<<<<

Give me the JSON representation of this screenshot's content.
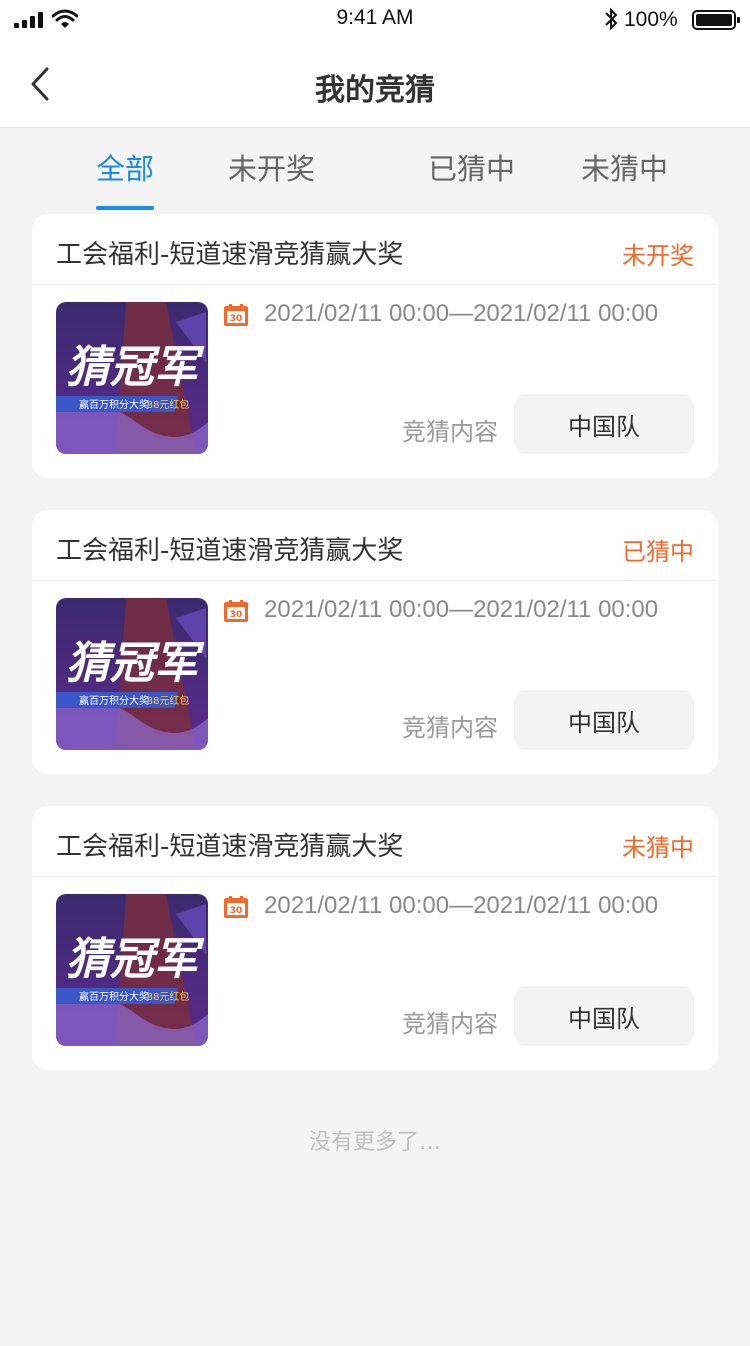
{
  "status_bar": {
    "time": "9:41 AM",
    "battery_percent": "100%"
  },
  "nav": {
    "title": "我的竞猜"
  },
  "tabs": [
    {
      "label": "全部",
      "active": true
    },
    {
      "label": "未开奖",
      "active": false
    },
    {
      "label": "已猜中",
      "active": false
    },
    {
      "label": "未猜中",
      "active": false
    }
  ],
  "cards": [
    {
      "title": "工会福利-短道速滑竞猜赢大奖",
      "status": "未开奖",
      "date_range": "2021/02/11 00:00—2021/02/11 00:00",
      "guess_label": "竞猜内容",
      "answer": "中国队",
      "calendar_day": "30",
      "thumb_title": "猜冠军",
      "thumb_banner": "赢百万积分大奖",
      "thumb_badge": "88元红包"
    },
    {
      "title": "工会福利-短道速滑竞猜赢大奖",
      "status": "已猜中",
      "date_range": "2021/02/11 00:00—2021/02/11 00:00",
      "guess_label": "竞猜内容",
      "answer": "中国队",
      "calendar_day": "30",
      "thumb_title": "猜冠军",
      "thumb_banner": "赢百万积分大奖",
      "thumb_badge": "88元红包"
    },
    {
      "title": "工会福利-短道速滑竞猜赢大奖",
      "status": "未猜中",
      "date_range": "2021/02/11 00:00—2021/02/11 00:00",
      "guess_label": "竞猜内容",
      "answer": "中国队",
      "calendar_day": "30",
      "thumb_title": "猜冠军",
      "thumb_banner": "赢百万积分大奖",
      "thumb_badge": "88元红包"
    }
  ],
  "footer": {
    "text": "没有更多了…"
  },
  "colors": {
    "accent": "#1a8ce8",
    "status": "#f06a2b"
  }
}
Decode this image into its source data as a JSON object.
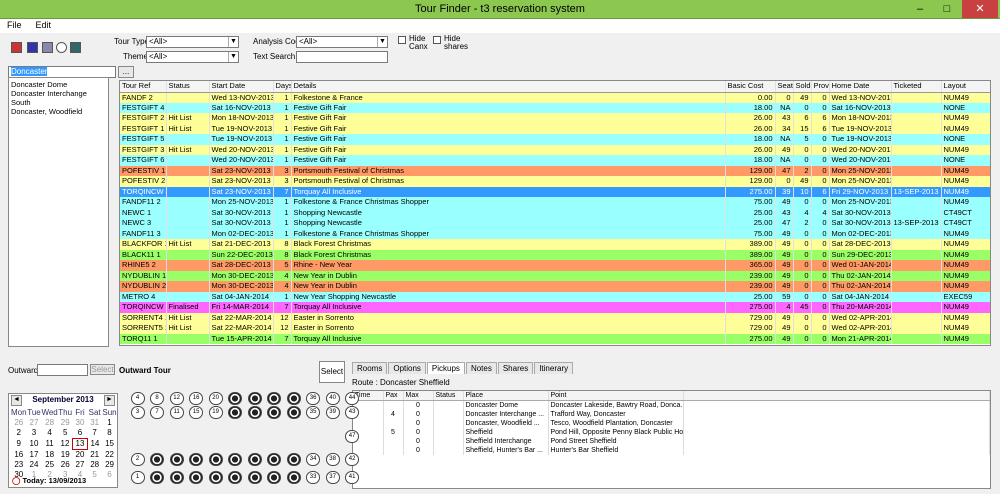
{
  "window": {
    "title": "Tour Finder - t3 reservation system",
    "min": "–",
    "max": "□",
    "close": "✕"
  },
  "menu": [
    "File",
    "Edit"
  ],
  "filters": {
    "tour_type_label": "Tour Type",
    "tour_type_value": "<All>",
    "theme_label": "Theme",
    "theme_value": "<All>",
    "analysis_label": "Analysis Code",
    "analysis_value": "<All>",
    "text_search_label": "Text Search",
    "text_search_value": "",
    "hide_canx": "Hide\nCanx",
    "hide_shares": "Hide\nshares"
  },
  "search": {
    "value": "Doncaster",
    "browse": "..."
  },
  "places": [
    "Doncaster Dome",
    "Doncaster Interchange South",
    "Doncaster, Woodfield"
  ],
  "columns": [
    "Tour Ref",
    "Status",
    "Start Date",
    "Days",
    "Details",
    "Basic Cost",
    "Seats",
    "Sold",
    "Prov",
    "Home Date",
    "Ticketed",
    "Layout"
  ],
  "rows": [
    {
      "ref": "FANDF    2",
      "status": "",
      "start": "Wed 13-NOV-2013",
      "days": "1",
      "details": "Folkestone & France",
      "cost": "0.00",
      "seats": "0",
      "sold": "49",
      "prov": "0",
      "home": "Wed 13-NOV-2013",
      "ticketed": "",
      "layout": "NUM49",
      "color": "#ffff99"
    },
    {
      "ref": "FESTGIFT 4",
      "status": "",
      "start": "Sat 16-NOV-2013",
      "days": "1",
      "details": "Festive Gift Fair",
      "cost": "18.00",
      "seats": "NA",
      "sold": "0",
      "prov": "0",
      "home": "Sat 16-NOV-2013",
      "ticketed": "",
      "layout": "NONE",
      "color": "#99ffff"
    },
    {
      "ref": "FESTGIFT 2",
      "status": "Hit List",
      "start": "Mon 18-NOV-2013",
      "days": "1",
      "details": "Festive Gift Fair",
      "cost": "26.00",
      "seats": "43",
      "sold": "6",
      "prov": "6",
      "home": "Mon 18-NOV-2013",
      "ticketed": "",
      "layout": "NUM49",
      "color": "#ffff99"
    },
    {
      "ref": "FESTGIFT 1",
      "status": "Hit List",
      "start": "Tue 19-NOV-2013",
      "days": "1",
      "details": "Festive Gift Fair",
      "cost": "26.00",
      "seats": "34",
      "sold": "15",
      "prov": "6",
      "home": "Tue 19-NOV-2013",
      "ticketed": "",
      "layout": "NUM49",
      "color": "#ffff99"
    },
    {
      "ref": "FESTGIFT 5",
      "status": "",
      "start": "Tue 19-NOV-2013",
      "days": "1",
      "details": "Festive Gift Fair",
      "cost": "18.00",
      "seats": "NA",
      "sold": "5",
      "prov": "0",
      "home": "Tue 19-NOV-2013",
      "ticketed": "",
      "layout": "NONE",
      "color": "#99ffff"
    },
    {
      "ref": "FESTGIFT 3",
      "status": "Hit List",
      "start": "Wed 20-NOV-2013",
      "days": "1",
      "details": "Festive Gift Fair",
      "cost": "26.00",
      "seats": "49",
      "sold": "0",
      "prov": "0",
      "home": "Wed 20-NOV-2013",
      "ticketed": "",
      "layout": "NUM49",
      "color": "#ffff99"
    },
    {
      "ref": "FESTGIFT 6",
      "status": "",
      "start": "Wed 20-NOV-2013",
      "days": "1",
      "details": "Festive Gift Fair",
      "cost": "18.00",
      "seats": "NA",
      "sold": "0",
      "prov": "0",
      "home": "Wed 20-NOV-2013",
      "ticketed": "",
      "layout": "NONE",
      "color": "#99ffff"
    },
    {
      "ref": "POFESTIV 1",
      "status": "",
      "start": "Sat 23-NOV-2013",
      "days": "3",
      "details": "Portsmouth Festival of Christmas",
      "cost": "129.00",
      "seats": "47",
      "sold": "2",
      "prov": "0",
      "home": "Mon 25-NOV-2013",
      "ticketed": "",
      "layout": "NUM49",
      "color": "#ff9966"
    },
    {
      "ref": "POFESTIV 2",
      "status": "",
      "start": "Sat 23-NOV-2013",
      "days": "3",
      "details": "Portsmouth Festival of Christmas",
      "cost": "129.00",
      "seats": "0",
      "sold": "49",
      "prov": "0",
      "home": "Mon 25-NOV-2013",
      "ticketed": "",
      "layout": "NUM49",
      "color": "#ffff99"
    },
    {
      "ref": "TORQINCW 4",
      "status": "",
      "start": "Sat 23-NOV-2013",
      "days": "7",
      "details": "Torquay All Inclusive",
      "cost": "275.00",
      "seats": "39",
      "sold": "10",
      "prov": "6",
      "home": "Fri 29-NOV-2013",
      "ticketed": "13-SEP-2013",
      "layout": "NUM49",
      "color": "#3399ff",
      "selected": true
    },
    {
      "ref": "FANDF11  2",
      "status": "",
      "start": "Mon 25-NOV-2013",
      "days": "1",
      "details": "Folkestone & France Christmas Shopper",
      "cost": "75.00",
      "seats": "49",
      "sold": "0",
      "prov": "0",
      "home": "Mon 25-NOV-2013",
      "ticketed": "",
      "layout": "NUM49",
      "color": "#99ffff"
    },
    {
      "ref": "NEWC     1",
      "status": "",
      "start": "Sat 30-NOV-2013",
      "days": "1",
      "details": "Shopping Newcastle",
      "cost": "25.00",
      "seats": "43",
      "sold": "4",
      "prov": "4",
      "home": "Sat 30-NOV-2013",
      "ticketed": "",
      "layout": "CT49CT",
      "color": "#99ffff"
    },
    {
      "ref": "NEWC     3",
      "status": "",
      "start": "Sat 30-NOV-2013",
      "days": "1",
      "details": "Shopping Newcastle",
      "cost": "25.00",
      "seats": "47",
      "sold": "2",
      "prov": "0",
      "home": "Sat 30-NOV-2013",
      "ticketed": "13-SEP-2013",
      "layout": "CT49CT",
      "color": "#99ffff"
    },
    {
      "ref": "FANDF11  3",
      "status": "",
      "start": "Mon 02-DEC-2013",
      "days": "1",
      "details": "Folkestone & France Christmas Shopper",
      "cost": "75.00",
      "seats": "49",
      "sold": "0",
      "prov": "0",
      "home": "Mon 02-DEC-2013",
      "ticketed": "",
      "layout": "NUM49",
      "color": "#99ffff"
    },
    {
      "ref": "BLACKFOR 1",
      "status": "Hit List",
      "start": "Sat 21-DEC-2013",
      "days": "8",
      "details": "Black Forest Christmas",
      "cost": "389.00",
      "seats": "49",
      "sold": "0",
      "prov": "0",
      "home": "Sat 28-DEC-2013",
      "ticketed": "",
      "layout": "NUM49",
      "color": "#ffff99"
    },
    {
      "ref": "BLACK11  1",
      "status": "",
      "start": "Sun 22-DEC-2013",
      "days": "8",
      "details": "Black Forest Christmas",
      "cost": "389.00",
      "seats": "49",
      "sold": "0",
      "prov": "0",
      "home": "Sun 29-DEC-2013",
      "ticketed": "",
      "layout": "NUM49",
      "color": "#99ff66"
    },
    {
      "ref": "RHINE5   2",
      "status": "",
      "start": "Sat 28-DEC-2013",
      "days": "5",
      "details": "Rhine - New Year",
      "cost": "365.00",
      "seats": "49",
      "sold": "0",
      "prov": "0",
      "home": "Wed 01-JAN-2014",
      "ticketed": "",
      "layout": "NUM49",
      "color": "#ff9966"
    },
    {
      "ref": "NYDUBLIN 1",
      "status": "",
      "start": "Mon 30-DEC-2013",
      "days": "4",
      "details": "New Year in Dublin",
      "cost": "239.00",
      "seats": "49",
      "sold": "0",
      "prov": "0",
      "home": "Thu 02-JAN-2014",
      "ticketed": "",
      "layout": "NUM49",
      "color": "#99ff66"
    },
    {
      "ref": "NYDUBLIN 2",
      "status": "",
      "start": "Mon 30-DEC-2013",
      "days": "4",
      "details": "New Year in Dublin",
      "cost": "239.00",
      "seats": "49",
      "sold": "0",
      "prov": "0",
      "home": "Thu 02-JAN-2014",
      "ticketed": "",
      "layout": "NUM49",
      "color": "#ff9966"
    },
    {
      "ref": "METRO    4",
      "status": "",
      "start": "Sat 04-JAN-2014",
      "days": "1",
      "details": "New Year Shopping Newcastle",
      "cost": "25.00",
      "seats": "59",
      "sold": "0",
      "prov": "0",
      "home": "Sat 04-JAN-2014",
      "ticketed": "",
      "layout": "EXEC59",
      "color": "#99ffff"
    },
    {
      "ref": "TORQINCW 3",
      "status": "Finalised",
      "start": "Fri 14-MAR-2014",
      "days": "7",
      "details": "Torquay All Inclusive",
      "cost": "275.00",
      "seats": "4",
      "sold": "45",
      "prov": "0",
      "home": "Thu 20-MAR-2014",
      "ticketed": "",
      "layout": "NUM49",
      "color": "#ff66ff"
    },
    {
      "ref": "SORRENT4 1",
      "status": "Hit List",
      "start": "Sat 22-MAR-2014",
      "days": "12",
      "details": "Easter in Sorrento",
      "cost": "729.00",
      "seats": "49",
      "sold": "0",
      "prov": "0",
      "home": "Wed 02-APR-2014",
      "ticketed": "",
      "layout": "NUM49",
      "color": "#ffff99"
    },
    {
      "ref": "SORRENT5 1",
      "status": "Hit List",
      "start": "Sat 22-MAR-2014",
      "days": "12",
      "details": "Easter in Sorrento",
      "cost": "729.00",
      "seats": "49",
      "sold": "0",
      "prov": "0",
      "home": "Wed 02-APR-2014",
      "ticketed": "",
      "layout": "NUM49",
      "color": "#ffff99"
    },
    {
      "ref": "TORQ11   1",
      "status": "",
      "start": "Tue 15-APR-2014",
      "days": "7",
      "details": "Torquay All Inclusive",
      "cost": "275.00",
      "seats": "49",
      "sold": "0",
      "prov": "0",
      "home": "Mon 21-APR-2014",
      "ticketed": "",
      "layout": "NUM49",
      "color": "#99ff66"
    }
  ],
  "outward": {
    "label": "Outward",
    "value": "",
    "select": "Select",
    "tour_label": "Outward Tour",
    "select_big": "Select"
  },
  "tabs": [
    "Rooms",
    "Options",
    "Pickups",
    "Notes",
    "Shares",
    "Itinerary"
  ],
  "active_tab": "Pickups",
  "route": "Route : Doncaster Sheffield",
  "pick_columns": [
    "Time",
    "Pax",
    "Max",
    "Status",
    "Place",
    "Point"
  ],
  "pickups": [
    {
      "time": "",
      "pax": "",
      "max": "0",
      "status": "",
      "place": "Doncaster Dome",
      "point": "Doncaster Lakeside, Bawtry Road, Donca..."
    },
    {
      "time": "",
      "pax": "4",
      "max": "0",
      "status": "",
      "place": "Doncaster Interchange ...",
      "point": "Trafford Way, Doncaster"
    },
    {
      "time": "",
      "pax": "",
      "max": "0",
      "status": "",
      "place": "Doncaster, Woodfield ...",
      "point": "Tesco, Woodfield Plantation, Doncaster"
    },
    {
      "time": "",
      "pax": "5",
      "max": "0",
      "status": "",
      "place": "Sheffield",
      "point": "Pond Hill, Opposite Penny Black Public Ho..."
    },
    {
      "time": "",
      "pax": "",
      "max": "0",
      "status": "",
      "place": "Sheffield Interchange",
      "point": "Pond Street Sheffield"
    },
    {
      "time": "",
      "pax": "",
      "max": "0",
      "status": "",
      "place": "Sheffield, Hunter's Bar ...",
      "point": "Hunter's Bar Sheffield"
    }
  ],
  "calendar": {
    "month": "September 2013",
    "days": [
      "Mon",
      "Tue",
      "Wed",
      "Thu",
      "Fri",
      "Sat",
      "Sun"
    ],
    "weeks": [
      [
        "26",
        "27",
        "28",
        "29",
        "30",
        "31",
        "1"
      ],
      [
        "2",
        "3",
        "4",
        "5",
        "6",
        "7",
        "8"
      ],
      [
        "9",
        "10",
        "11",
        "12",
        "13",
        "14",
        "15"
      ],
      [
        "16",
        "17",
        "18",
        "19",
        "20",
        "21",
        "22"
      ],
      [
        "23",
        "24",
        "25",
        "26",
        "27",
        "28",
        "29"
      ],
      [
        "30",
        "1",
        "2",
        "3",
        "4",
        "5",
        "6"
      ]
    ],
    "today": "Today: 13/09/2013",
    "prev": "◄",
    "next": "►"
  },
  "seats": [
    "4",
    "8",
    "12",
    "16",
    "20",
    "",
    "",
    "",
    "",
    "36",
    "40",
    "44",
    "3",
    "7",
    "11",
    "15",
    "19",
    "",
    "",
    "",
    "",
    "35",
    "39",
    "43",
    "",
    "",
    "",
    "",
    "",
    "",
    "",
    "",
    "",
    "",
    "",
    "47",
    "2",
    "",
    "",
    "",
    "",
    "",
    "",
    "",
    "",
    "34",
    "38",
    "42",
    "1",
    "",
    "",
    "",
    "",
    "",
    "",
    "",
    "",
    "33",
    "37",
    "41"
  ]
}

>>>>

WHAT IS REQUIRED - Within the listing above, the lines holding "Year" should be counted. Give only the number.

EXERCISE RESULT - 4